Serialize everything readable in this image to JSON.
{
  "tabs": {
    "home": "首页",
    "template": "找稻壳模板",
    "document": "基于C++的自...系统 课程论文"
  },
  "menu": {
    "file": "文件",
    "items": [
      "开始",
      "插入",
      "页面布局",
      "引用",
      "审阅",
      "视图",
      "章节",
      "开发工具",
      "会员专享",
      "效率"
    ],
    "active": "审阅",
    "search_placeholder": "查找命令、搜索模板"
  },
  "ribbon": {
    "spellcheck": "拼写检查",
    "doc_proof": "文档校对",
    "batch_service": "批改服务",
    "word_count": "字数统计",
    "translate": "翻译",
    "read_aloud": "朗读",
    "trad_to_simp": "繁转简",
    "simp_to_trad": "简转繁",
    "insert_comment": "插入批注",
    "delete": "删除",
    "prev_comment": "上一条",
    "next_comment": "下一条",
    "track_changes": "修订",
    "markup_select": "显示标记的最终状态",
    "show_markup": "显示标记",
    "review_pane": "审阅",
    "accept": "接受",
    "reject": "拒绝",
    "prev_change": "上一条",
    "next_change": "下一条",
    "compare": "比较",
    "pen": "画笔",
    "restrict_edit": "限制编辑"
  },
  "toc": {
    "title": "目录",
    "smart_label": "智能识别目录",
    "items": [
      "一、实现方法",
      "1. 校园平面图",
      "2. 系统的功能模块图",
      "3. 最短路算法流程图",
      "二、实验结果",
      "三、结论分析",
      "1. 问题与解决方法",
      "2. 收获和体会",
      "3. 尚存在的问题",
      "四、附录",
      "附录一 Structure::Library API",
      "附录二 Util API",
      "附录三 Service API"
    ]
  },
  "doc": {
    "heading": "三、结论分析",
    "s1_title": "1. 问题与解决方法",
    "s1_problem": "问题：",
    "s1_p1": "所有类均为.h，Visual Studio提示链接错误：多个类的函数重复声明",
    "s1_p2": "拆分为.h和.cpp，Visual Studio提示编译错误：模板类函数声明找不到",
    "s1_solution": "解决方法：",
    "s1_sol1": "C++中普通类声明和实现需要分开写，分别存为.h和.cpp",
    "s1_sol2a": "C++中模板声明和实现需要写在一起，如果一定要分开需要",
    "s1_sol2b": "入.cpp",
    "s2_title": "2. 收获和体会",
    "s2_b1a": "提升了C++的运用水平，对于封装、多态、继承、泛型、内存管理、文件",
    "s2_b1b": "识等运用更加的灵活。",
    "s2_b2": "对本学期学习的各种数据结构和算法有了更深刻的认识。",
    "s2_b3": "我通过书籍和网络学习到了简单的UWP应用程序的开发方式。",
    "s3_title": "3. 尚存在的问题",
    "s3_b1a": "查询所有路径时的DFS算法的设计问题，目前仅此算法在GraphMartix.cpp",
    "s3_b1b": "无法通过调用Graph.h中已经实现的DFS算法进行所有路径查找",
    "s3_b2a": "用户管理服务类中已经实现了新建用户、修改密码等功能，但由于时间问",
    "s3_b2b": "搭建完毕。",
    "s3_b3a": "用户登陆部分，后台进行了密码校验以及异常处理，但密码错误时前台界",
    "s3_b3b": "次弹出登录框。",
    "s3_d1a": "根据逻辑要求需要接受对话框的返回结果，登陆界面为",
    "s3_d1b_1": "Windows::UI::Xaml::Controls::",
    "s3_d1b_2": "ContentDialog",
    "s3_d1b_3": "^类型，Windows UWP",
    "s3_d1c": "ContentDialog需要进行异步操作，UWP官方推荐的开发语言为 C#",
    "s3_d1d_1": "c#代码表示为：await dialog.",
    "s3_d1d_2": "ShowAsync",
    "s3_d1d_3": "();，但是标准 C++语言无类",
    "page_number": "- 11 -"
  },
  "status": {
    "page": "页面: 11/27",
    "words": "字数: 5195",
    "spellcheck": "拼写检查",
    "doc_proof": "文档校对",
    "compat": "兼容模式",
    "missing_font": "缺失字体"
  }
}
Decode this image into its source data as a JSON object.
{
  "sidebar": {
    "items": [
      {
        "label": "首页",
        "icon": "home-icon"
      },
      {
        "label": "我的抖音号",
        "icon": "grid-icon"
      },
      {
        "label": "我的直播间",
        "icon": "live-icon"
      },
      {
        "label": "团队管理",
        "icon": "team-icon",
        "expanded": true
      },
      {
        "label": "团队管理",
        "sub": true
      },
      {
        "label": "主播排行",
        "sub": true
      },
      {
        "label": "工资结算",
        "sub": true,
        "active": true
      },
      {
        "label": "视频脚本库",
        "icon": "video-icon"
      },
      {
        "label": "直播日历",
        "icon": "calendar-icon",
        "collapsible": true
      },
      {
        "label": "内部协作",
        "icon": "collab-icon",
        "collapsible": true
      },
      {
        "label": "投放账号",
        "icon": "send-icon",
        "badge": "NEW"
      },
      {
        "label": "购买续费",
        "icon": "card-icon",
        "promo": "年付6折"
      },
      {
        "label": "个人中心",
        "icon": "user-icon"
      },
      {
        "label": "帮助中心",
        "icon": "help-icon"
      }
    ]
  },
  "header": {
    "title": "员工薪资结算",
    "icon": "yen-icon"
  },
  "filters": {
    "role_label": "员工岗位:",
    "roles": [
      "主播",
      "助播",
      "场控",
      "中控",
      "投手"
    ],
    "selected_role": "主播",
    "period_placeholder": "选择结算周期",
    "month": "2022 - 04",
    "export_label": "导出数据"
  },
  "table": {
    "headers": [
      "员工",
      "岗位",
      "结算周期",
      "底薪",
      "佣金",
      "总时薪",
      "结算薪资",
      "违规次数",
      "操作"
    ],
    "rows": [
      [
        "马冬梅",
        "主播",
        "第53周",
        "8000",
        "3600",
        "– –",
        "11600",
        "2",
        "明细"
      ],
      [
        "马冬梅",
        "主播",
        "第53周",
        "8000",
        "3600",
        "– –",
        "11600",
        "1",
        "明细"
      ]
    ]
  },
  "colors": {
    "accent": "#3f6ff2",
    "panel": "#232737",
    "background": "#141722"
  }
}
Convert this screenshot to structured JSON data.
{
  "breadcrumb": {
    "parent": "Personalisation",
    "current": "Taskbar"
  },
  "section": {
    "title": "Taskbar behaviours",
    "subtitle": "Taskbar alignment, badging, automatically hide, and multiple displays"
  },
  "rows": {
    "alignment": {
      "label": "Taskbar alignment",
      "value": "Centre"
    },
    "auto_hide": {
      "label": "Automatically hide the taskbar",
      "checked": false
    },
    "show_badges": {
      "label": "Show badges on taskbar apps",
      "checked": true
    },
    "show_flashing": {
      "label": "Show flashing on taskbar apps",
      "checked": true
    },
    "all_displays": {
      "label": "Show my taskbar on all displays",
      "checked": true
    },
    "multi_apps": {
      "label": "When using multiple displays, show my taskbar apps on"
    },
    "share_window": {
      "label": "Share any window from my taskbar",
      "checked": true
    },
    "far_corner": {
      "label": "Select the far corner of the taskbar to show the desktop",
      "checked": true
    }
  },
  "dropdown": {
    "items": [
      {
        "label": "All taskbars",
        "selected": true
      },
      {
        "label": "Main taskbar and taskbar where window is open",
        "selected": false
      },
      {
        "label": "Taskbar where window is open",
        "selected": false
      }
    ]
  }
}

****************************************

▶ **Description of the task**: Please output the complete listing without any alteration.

▶ **Result**:
Serialize everything readable in this image to JSON.
{
  "tabs": {
    "home": "首页",
    "template": "找稻壳模板",
    "document": "基于C++的自...系统 课程论文"
  },
  "menu": {
    "file": "文件",
    "items": [
      "开始",
      "插入",
      "页面布局",
      "引用",
      "审阅",
      "视图",
      "章节",
      "开发工具",
      "会员专享",
      "效率"
    ],
    "active": "审阅",
    "search_placeholder": "查找命令、搜索模板"
  },
  "ribbon": {
    "spellcheck": "拼写检查",
    "doc_proof": "文档校对",
    "batch_service": "批改服务",
    "word_count": "字数统计",
    "translate": "翻译",
    "read_aloud": "朗读",
    "trad_to_simp": "繁转简",
    "simp_to_trad": "简转繁",
    "insert_comment": "插入批注",
    "delete": "删除",
    "prev_comment": "上一条",
    "next_comment": "下一条",
    "track_changes": "修订",
    "markup_select": "显示标记的最终状态",
    "show_markup": "显示标记",
    "review_pane": "审阅",
    "accept": "接受",
    "reject": "拒绝",
    "prev_change": "上一条",
    "next_change": "下一条",
    "compare": "比较",
    "pen": "画笔",
    "restrict_edit": "限制编辑"
  },
  "toc": {
    "title": "目录",
    "smart_label": "智能识别目录",
    "items": [
      "一、实现方法",
      "1. 校园平面图",
      "2. 系统的功能模块图",
      "3. 最短路算法流程图",
      "二、实验结果",
      "三、结论分析",
      "1. 问题与解决方法",
      "2. 收获和体会",
      "3. 尚存在的问题",
      "四、附录",
      "附录一 Structure::Library API",
      "附录二 Util API",
      "附录三 Service API"
    ]
  },
  "doc": {
    "heading": "三、结论分析",
    "s1_title": "1. 问题与解决方法",
    "s1_problem": "问题：",
    "s1_p1": "所有类均为.h，Visual Studio提示链接错误：多个类的函数重复声明",
    "s1_p2": "拆分为.h和.cpp，Visual Studio提示编译错误：模板类函数声明找不到",
    "s1_solution": "解决方法：",
    "s1_sol1": "C++中普通类声明和实现需要分开写，分别存为.h和.cpp",
    "s1_sol2a": "C++中模板声明和实现需要写在一起，如果一定要分开需要",
    "s1_sol2b": "入.cpp",
    "s2_title": "2. 收获和体会",
    "s2_b1a": "提升了C++的运用水平，对于封装、多态、继承、泛型、内存管理、文件",
    "s2_b1b": "识等运用更加的灵活。",
    "s2_b2": "对本学期学习的各种数据结构和算法有了更深刻的认识。",
    "s2_b3": "我通过书籍和网络学习到了简单的UWP应用程序的开发方式。",
    "s3_title": "3. 尚存在的问题",
    "s3_b1a": "查询所有路径时的DFS算法的设计问题，目前仅此算法在GraphMartix.cpp",
    "s3_b1b": "无法通过调用Graph.h中已经实现的DFS算法进行所有路径查找",
    "s3_b2a": "用户管理服务类中已经实现了新建用户、修改密码等功能，但由于时间问",
    "s3_b2b": "搭建完毕。",
    "s3_b3a": "用户登陆部分，后台进行了密码校验以及异常处理，但密码错误时前台界",
    "s3_b3b": "次弹出登录框。",
    "s3_d1a": "根据逻辑要求需要接受对话框的返回结果，登陆界面为",
    "s3_d1b_1": "Windows::UI::Xaml::Controls::",
    "s3_d1b_2": "ContentDialog",
    "s3_d1b_3": "^类型，Windows UWP",
    "s3_d1c": "ContentDialog需要进行异步操作，UWP官方推荐的开发语言为 C#",
    "s3_d1d_1": "c#代码表示为：await dialog.",
    "s3_d1d_2": "ShowAsync",
    "s3_d1d_3": "();，但是标准 C++语言无类",
    "page_number": "- 11 -"
  },
  "status": {
    "page": "页面: 11/27",
    "words": "字数: 5195",
    "spellcheck": "拼写检查",
    "doc_proof": "文档校对",
    "compat": "兼容模式",
    "missing_font": "缺失字体"
  }
}
Decode this image into its source data as a JSON object.
{
  "sidebar": {
    "items": [
      {
        "label": "首页",
        "icon": "home-icon"
      },
      {
        "label": "我的抖音号",
        "icon": "grid-icon"
      },
      {
        "label": "我的直播间",
        "icon": "live-icon"
      },
      {
        "label": "团队管理",
        "icon": "team-icon",
        "expanded": true
      },
      {
        "label": "团队管理",
        "sub": true
      },
      {
        "label": "主播排行",
        "sub": true
      },
      {
        "label": "工资结算",
        "sub": true,
        "active": true
      },
      {
        "label": "视频脚本库",
        "icon": "video-icon"
      },
      {
        "label": "直播日历",
        "icon": "calendar-icon",
        "collapsible": true
      },
      {
        "label": "内部协作",
        "icon": "collab-icon",
        "collapsible": true
      },
      {
        "label": "投放账号",
        "icon": "send-icon",
        "badge": "NEW"
      },
      {
        "label": "购买续费",
        "icon": "card-icon",
        "promo": "年付6折"
      },
      {
        "label": "个人中心",
        "icon": "user-icon"
      },
      {
        "label": "帮助中心",
        "icon": "help-icon"
      }
    ]
  },
  "header": {
    "title": "员工薪资结算",
    "icon": "yen-icon"
  },
  "filters": {
    "role_label": "员工岗位:",
    "roles": [
      "主播",
      "助播",
      "场控",
      "中控",
      "投手"
    ],
    "selected_role": "主播",
    "period_placeholder": "选择结算周期",
    "month": "2022 - 04",
    "export_label": "导出数据"
  },
  "table": {
    "headers": [
      "员工",
      "岗位",
      "结算周期",
      "底薪",
      "佣金",
      "总时薪",
      "结算薪资",
      "违规次数",
      "操作"
    ],
    "rows": [
      [
        "马冬梅",
        "主播",
        "第53周",
        "8000",
        "3600",
        "– –",
        "11600",
        "2",
        "明细"
      ],
      [
        "马冬梅",
        "主播",
        "第53周",
        "8000",
        "3600",
        "– –",
        "11600",
        "1",
        "明细"
      ]
    ]
  },
  "colors": {
    "accent": "#3f6ff2",
    "panel": "#232737",
    "background": "#141722"
  }
}
Convert this screenshot to structured JSON data.
{
  "breadcrumb": {
    "parent": "Personalisation",
    "current": "Taskbar"
  },
  "section": {
    "title": "Taskbar behaviours",
    "subtitle": "Taskbar alignment, badging, automatically hide, and multiple displays"
  },
  "rows": {
    "alignment": {
      "label": "Taskbar alignment",
      "value": "Centre"
    },
    "auto_hide": {
      "label": "Automatically hide the taskbar",
      "checked": false
    },
    "show_badges": {
      "label": "Show badges on taskbar apps",
      "checked": true
    },
    "show_flashing": {
      "label": "Show flashing on taskbar apps",
      "checked": true
    },
    "all_displays": {
      "label": "Show my taskbar on all displays",
      "checked": true
    },
    "multi_apps": {
      "label": "When using multiple displays, show my taskbar apps on"
    },
    "share_window": {
      "label": "Share any window from my taskbar",
      "checked": true
    },
    "far_corner": {
      "label": "Select the far corner of the taskbar to show the desktop",
      "checked": true
    }
  },
  "dropdown": {
    "items": [
      {
        "label": "All taskbars",
        "selected": true
      },
      {
        "label": "Main taskbar and taskbar where window is open",
        "selected": false
      },
      {
        "label": "Taskbar where window is open",
        "selected": false
      }
    ]
  }
}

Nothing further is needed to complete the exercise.